* DIRECTIONS FOR THIS TASK: Copy each line of the data that has "time" in it.

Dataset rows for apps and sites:
++++++++
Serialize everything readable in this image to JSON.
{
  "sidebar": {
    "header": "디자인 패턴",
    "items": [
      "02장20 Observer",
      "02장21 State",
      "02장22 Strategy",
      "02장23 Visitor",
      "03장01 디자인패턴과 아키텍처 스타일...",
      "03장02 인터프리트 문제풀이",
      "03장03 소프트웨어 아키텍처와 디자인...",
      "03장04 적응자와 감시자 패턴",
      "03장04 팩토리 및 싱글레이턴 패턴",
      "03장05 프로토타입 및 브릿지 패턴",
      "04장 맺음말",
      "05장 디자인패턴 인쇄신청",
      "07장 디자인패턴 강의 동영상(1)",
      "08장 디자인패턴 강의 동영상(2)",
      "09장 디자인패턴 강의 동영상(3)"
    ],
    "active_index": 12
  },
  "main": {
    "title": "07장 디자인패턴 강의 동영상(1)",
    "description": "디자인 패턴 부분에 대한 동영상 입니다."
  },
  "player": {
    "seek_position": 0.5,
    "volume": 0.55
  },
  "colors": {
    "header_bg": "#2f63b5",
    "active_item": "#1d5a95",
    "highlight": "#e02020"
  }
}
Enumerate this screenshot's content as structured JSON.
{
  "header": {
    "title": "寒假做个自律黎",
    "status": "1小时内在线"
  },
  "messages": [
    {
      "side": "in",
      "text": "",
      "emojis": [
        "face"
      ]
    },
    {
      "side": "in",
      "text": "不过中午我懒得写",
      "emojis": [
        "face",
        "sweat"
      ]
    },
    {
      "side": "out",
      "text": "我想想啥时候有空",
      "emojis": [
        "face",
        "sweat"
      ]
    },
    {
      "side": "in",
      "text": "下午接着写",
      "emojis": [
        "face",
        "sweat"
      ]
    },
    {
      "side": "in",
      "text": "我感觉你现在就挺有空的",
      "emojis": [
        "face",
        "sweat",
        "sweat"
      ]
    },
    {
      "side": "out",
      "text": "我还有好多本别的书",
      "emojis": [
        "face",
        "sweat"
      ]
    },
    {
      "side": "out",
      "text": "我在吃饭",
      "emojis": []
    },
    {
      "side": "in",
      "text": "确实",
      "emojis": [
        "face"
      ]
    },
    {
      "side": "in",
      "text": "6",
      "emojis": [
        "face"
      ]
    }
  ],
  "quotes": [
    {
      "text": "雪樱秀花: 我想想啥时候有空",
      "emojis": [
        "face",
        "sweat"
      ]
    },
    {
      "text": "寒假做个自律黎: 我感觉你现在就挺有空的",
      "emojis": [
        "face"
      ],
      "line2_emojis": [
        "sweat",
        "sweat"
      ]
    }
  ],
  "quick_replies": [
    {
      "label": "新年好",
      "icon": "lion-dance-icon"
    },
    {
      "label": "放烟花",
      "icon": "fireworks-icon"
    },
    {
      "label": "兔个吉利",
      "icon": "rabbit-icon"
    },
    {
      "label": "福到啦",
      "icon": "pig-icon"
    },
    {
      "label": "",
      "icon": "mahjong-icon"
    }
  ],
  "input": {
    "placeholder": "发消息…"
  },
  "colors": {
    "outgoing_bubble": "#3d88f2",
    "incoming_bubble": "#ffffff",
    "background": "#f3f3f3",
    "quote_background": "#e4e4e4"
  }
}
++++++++
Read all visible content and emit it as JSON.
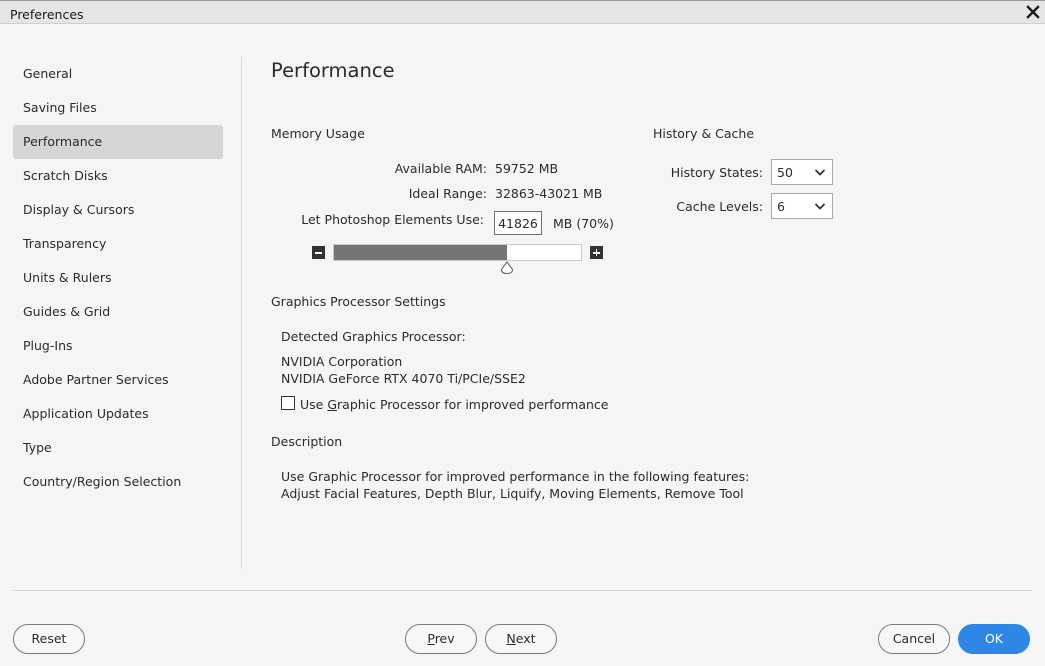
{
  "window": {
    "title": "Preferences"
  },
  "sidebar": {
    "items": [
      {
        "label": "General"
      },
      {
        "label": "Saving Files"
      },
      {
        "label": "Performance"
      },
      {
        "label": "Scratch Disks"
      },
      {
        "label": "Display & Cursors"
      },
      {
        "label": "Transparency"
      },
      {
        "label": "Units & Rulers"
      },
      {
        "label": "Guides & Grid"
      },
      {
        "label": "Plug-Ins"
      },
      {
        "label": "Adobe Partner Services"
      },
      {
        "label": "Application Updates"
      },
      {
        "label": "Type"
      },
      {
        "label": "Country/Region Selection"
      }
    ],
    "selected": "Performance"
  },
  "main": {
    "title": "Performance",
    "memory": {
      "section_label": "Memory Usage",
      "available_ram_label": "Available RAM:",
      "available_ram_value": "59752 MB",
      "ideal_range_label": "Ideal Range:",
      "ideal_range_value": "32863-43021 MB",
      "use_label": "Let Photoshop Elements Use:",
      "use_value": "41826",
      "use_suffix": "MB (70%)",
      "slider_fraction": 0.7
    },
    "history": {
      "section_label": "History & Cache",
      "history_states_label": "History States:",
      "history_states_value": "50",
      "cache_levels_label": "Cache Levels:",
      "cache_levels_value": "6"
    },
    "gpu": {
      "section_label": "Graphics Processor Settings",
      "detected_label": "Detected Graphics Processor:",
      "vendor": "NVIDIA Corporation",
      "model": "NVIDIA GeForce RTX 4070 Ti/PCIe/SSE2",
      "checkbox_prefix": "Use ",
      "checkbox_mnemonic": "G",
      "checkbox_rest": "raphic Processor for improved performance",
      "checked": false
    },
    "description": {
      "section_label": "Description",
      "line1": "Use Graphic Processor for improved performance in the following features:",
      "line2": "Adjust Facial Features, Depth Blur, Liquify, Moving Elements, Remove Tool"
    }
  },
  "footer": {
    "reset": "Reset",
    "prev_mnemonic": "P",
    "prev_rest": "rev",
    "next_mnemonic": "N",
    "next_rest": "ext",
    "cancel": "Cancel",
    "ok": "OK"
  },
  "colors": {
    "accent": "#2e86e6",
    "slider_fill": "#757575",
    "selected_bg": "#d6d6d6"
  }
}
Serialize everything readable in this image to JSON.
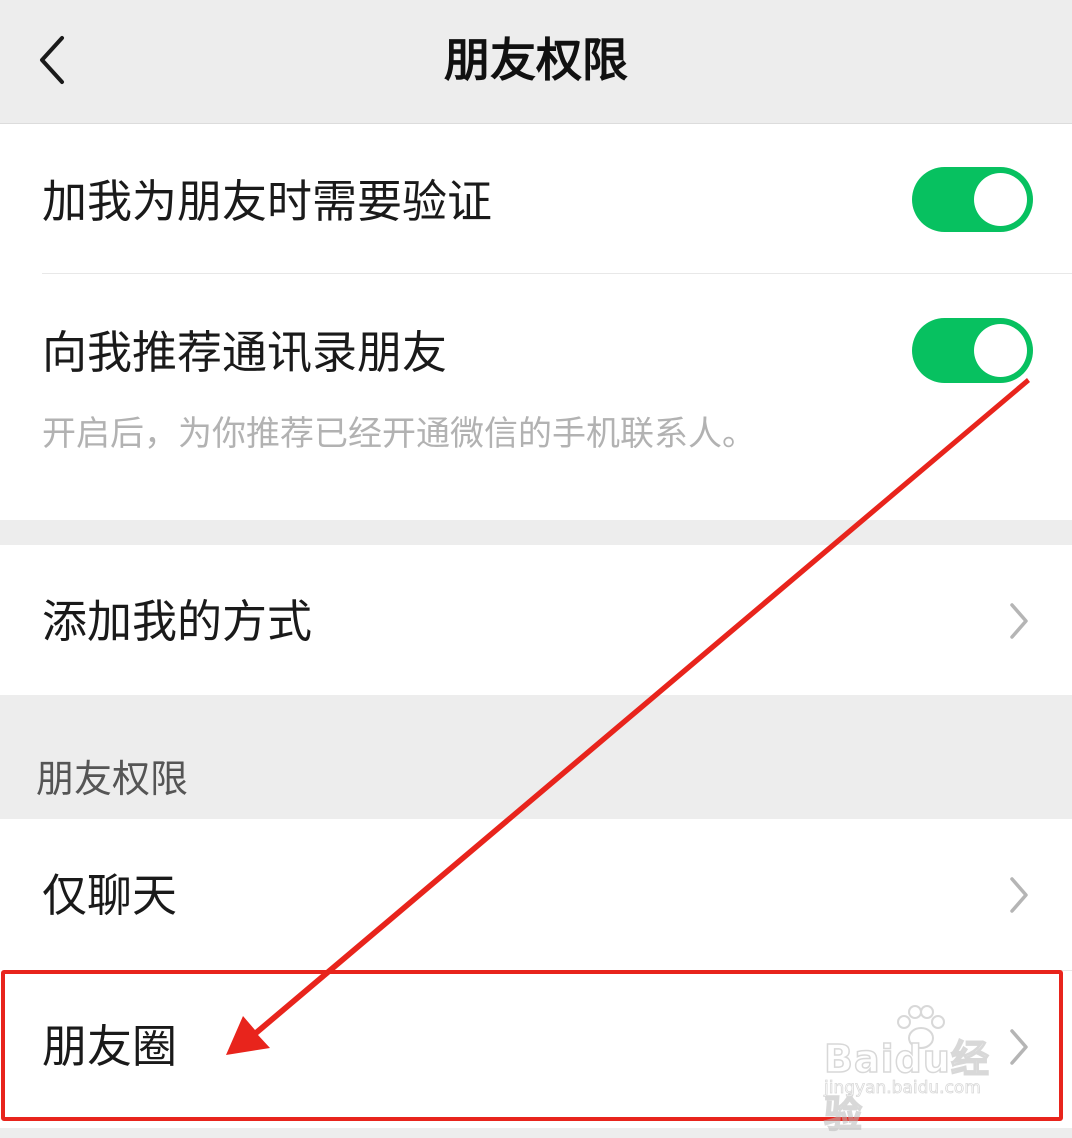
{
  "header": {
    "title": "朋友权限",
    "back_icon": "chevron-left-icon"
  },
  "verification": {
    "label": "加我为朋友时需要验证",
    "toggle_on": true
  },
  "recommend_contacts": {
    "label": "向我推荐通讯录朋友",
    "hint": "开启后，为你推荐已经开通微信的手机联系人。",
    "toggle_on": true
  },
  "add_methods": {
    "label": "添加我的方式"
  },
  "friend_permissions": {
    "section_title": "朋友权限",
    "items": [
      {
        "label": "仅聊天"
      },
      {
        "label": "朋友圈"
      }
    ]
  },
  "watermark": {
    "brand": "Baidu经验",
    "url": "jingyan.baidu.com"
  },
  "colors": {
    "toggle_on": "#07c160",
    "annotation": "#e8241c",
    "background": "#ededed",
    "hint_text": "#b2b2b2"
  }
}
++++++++
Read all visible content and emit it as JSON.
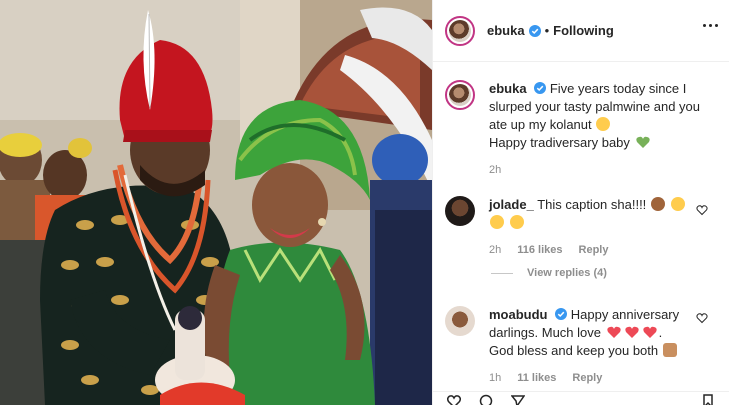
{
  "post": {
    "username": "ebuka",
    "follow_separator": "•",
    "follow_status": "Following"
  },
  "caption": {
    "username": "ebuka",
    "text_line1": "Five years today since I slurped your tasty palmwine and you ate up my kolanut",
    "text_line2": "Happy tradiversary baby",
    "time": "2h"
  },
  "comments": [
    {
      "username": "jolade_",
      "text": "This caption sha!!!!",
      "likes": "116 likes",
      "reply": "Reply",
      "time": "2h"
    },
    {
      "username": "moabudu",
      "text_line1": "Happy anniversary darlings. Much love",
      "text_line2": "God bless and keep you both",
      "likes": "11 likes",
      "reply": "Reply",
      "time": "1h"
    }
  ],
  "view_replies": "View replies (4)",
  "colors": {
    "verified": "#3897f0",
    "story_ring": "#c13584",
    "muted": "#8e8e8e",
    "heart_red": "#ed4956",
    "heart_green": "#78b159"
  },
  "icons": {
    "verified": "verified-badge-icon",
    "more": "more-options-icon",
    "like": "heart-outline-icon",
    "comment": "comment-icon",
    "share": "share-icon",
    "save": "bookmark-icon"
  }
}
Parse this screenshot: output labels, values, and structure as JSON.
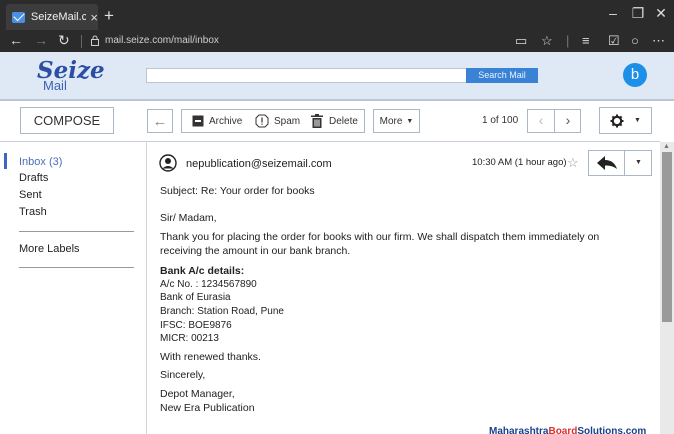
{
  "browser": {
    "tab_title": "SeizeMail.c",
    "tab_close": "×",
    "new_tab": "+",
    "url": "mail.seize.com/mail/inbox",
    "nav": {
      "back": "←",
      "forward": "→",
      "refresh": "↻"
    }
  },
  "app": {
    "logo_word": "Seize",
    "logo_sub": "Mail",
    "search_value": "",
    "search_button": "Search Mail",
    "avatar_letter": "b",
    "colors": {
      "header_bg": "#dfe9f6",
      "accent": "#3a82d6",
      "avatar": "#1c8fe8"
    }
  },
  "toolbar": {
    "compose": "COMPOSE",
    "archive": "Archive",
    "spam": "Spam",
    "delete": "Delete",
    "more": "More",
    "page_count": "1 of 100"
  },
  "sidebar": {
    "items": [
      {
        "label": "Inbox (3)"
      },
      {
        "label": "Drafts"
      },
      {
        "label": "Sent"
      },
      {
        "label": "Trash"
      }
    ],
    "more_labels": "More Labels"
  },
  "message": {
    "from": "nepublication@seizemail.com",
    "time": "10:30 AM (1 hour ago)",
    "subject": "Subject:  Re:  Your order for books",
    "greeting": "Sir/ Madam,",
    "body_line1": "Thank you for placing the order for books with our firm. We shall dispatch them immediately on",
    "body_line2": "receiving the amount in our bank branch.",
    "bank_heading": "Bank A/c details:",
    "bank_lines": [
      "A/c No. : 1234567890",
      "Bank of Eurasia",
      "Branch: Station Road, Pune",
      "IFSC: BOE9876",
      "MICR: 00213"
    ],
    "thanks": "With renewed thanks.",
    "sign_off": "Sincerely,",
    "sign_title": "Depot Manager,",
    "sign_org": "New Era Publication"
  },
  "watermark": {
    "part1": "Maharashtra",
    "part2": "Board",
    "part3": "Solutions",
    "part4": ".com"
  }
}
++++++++
* SOLUTION:
    "time": "2h"
      "time": "2h"
      "time": "1h"
    "time": "10:30 AM (1 hour ago)",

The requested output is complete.